Repeat each line of the material exactly.
☆ ☆ ☆ ☆
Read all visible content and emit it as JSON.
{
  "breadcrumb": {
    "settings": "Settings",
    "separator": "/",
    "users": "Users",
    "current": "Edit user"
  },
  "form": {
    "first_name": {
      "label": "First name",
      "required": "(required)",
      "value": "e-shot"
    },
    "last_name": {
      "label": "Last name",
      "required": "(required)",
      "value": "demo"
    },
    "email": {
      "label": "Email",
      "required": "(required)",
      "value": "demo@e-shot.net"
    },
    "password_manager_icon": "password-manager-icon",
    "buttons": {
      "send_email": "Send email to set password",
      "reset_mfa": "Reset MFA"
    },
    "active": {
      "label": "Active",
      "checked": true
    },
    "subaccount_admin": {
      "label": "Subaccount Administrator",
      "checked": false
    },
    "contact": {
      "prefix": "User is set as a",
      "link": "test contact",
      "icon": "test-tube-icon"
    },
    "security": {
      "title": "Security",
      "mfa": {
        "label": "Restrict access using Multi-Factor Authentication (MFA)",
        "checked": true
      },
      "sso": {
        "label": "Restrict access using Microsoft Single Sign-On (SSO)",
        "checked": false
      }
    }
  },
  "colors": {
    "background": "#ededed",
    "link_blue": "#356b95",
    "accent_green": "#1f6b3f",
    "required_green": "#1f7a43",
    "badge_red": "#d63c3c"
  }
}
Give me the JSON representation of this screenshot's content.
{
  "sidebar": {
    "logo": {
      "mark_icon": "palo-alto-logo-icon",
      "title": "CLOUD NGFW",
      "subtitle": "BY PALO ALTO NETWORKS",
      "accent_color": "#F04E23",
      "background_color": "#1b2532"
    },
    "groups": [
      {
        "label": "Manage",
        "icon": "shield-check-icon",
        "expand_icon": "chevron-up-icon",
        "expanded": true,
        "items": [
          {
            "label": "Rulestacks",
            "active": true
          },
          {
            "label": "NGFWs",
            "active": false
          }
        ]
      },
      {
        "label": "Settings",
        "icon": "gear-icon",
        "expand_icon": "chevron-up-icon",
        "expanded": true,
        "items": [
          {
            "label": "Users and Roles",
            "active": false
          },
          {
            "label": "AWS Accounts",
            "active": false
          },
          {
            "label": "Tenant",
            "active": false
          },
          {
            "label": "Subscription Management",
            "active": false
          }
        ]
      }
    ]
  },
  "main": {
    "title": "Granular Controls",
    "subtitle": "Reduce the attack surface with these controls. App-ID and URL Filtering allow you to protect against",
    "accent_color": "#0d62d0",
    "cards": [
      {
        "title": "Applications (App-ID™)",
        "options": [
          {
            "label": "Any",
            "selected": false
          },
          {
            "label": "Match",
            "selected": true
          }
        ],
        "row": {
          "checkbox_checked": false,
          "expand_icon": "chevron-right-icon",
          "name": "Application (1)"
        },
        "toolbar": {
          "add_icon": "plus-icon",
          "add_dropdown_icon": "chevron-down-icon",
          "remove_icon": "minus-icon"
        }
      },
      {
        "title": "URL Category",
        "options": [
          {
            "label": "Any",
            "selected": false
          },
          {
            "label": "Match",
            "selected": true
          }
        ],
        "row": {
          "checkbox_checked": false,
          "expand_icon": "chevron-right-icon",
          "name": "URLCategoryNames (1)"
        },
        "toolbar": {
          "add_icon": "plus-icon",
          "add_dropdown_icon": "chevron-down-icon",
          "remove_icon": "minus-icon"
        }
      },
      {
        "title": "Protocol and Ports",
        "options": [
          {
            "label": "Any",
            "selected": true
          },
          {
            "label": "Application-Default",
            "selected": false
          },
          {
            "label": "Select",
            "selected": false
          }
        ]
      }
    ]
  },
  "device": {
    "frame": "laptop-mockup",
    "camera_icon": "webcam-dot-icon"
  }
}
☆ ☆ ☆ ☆
_WRITTEN RESPONSE_
Read all visible content and emit it as JSON.
{
  "breadcrumb": {
    "settings": "Settings",
    "separator": "/",
    "users": "Users",
    "current": "Edit user"
  },
  "form": {
    "first_name": {
      "label": "First name",
      "required": "(required)",
      "value": "e-shot"
    },
    "last_name": {
      "label": "Last name",
      "required": "(required)",
      "value": "demo"
    },
    "email": {
      "label": "Email",
      "required": "(required)",
      "value": "demo@e-shot.net"
    },
    "password_manager_icon": "password-manager-icon",
    "buttons": {
      "send_email": "Send email to set password",
      "reset_mfa": "Reset MFA"
    },
    "active": {
      "label": "Active",
      "checked": true
    },
    "subaccount_admin": {
      "label": "Subaccount Administrator",
      "checked": false
    },
    "contact": {
      "prefix": "User is set as a",
      "link": "test contact",
      "icon": "test-tube-icon"
    },
    "security": {
      "title": "Security",
      "mfa": {
        "label": "Restrict access using Multi-Factor Authentication (MFA)",
        "checked": true
      },
      "sso": {
        "label": "Restrict access using Microsoft Single Sign-On (SSO)",
        "checked": false
      }
    }
  },
  "colors": {
    "background": "#ededed",
    "link_blue": "#356b95",
    "accent_green": "#1f6b3f",
    "required_green": "#1f7a43",
    "badge_red": "#d63c3c"
  }
}
Give me the JSON representation of this screenshot's content.
{
  "sidebar": {
    "logo": {
      "mark_icon": "palo-alto-logo-icon",
      "title": "CLOUD NGFW",
      "subtitle": "BY PALO ALTO NETWORKS",
      "accent_color": "#F04E23",
      "background_color": "#1b2532"
    },
    "groups": [
      {
        "label": "Manage",
        "icon": "shield-check-icon",
        "expand_icon": "chevron-up-icon",
        "expanded": true,
        "items": [
          {
            "label": "Rulestacks",
            "active": true
          },
          {
            "label": "NGFWs",
            "active": false
          }
        ]
      },
      {
        "label": "Settings",
        "icon": "gear-icon",
        "expand_icon": "chevron-up-icon",
        "expanded": true,
        "items": [
          {
            "label": "Users and Roles",
            "active": false
          },
          {
            "label": "AWS Accounts",
            "active": false
          },
          {
            "label": "Tenant",
            "active": false
          },
          {
            "label": "Subscription Management",
            "active": false
          }
        ]
      }
    ]
  },
  "main": {
    "title": "Granular Controls",
    "subtitle": "Reduce the attack surface with these controls. App-ID and URL Filtering allow you to protect against",
    "accent_color": "#0d62d0",
    "cards": [
      {
        "title": "Applications (App-ID™)",
        "options": [
          {
            "label": "Any",
            "selected": false
          },
          {
            "label": "Match",
            "selected": true
          }
        ],
        "row": {
          "checkbox_checked": false,
          "expand_icon": "chevron-right-icon",
          "name": "Application (1)"
        },
        "toolbar": {
          "add_icon": "plus-icon",
          "add_dropdown_icon": "chevron-down-icon",
          "remove_icon": "minus-icon"
        }
      },
      {
        "title": "URL Category",
        "options": [
          {
            "label": "Any",
            "selected": false
          },
          {
            "label": "Match",
            "selected": true
          }
        ],
        "row": {
          "checkbox_checked": false,
          "expand_icon": "chevron-right-icon",
          "name": "URLCategoryNames (1)"
        },
        "toolbar": {
          "add_icon": "plus-icon",
          "add_dropdown_icon": "chevron-down-icon",
          "remove_icon": "minus-icon"
        }
      },
      {
        "title": "Protocol and Ports",
        "options": [
          {
            "label": "Any",
            "selected": true
          },
          {
            "label": "Application-Default",
            "selected": false
          },
          {
            "label": "Select",
            "selected": false
          }
        ]
      }
    ]
  },
  "device": {
    "frame": "laptop-mockup",
    "camera_icon": "webcam-dot-icon"
  }
}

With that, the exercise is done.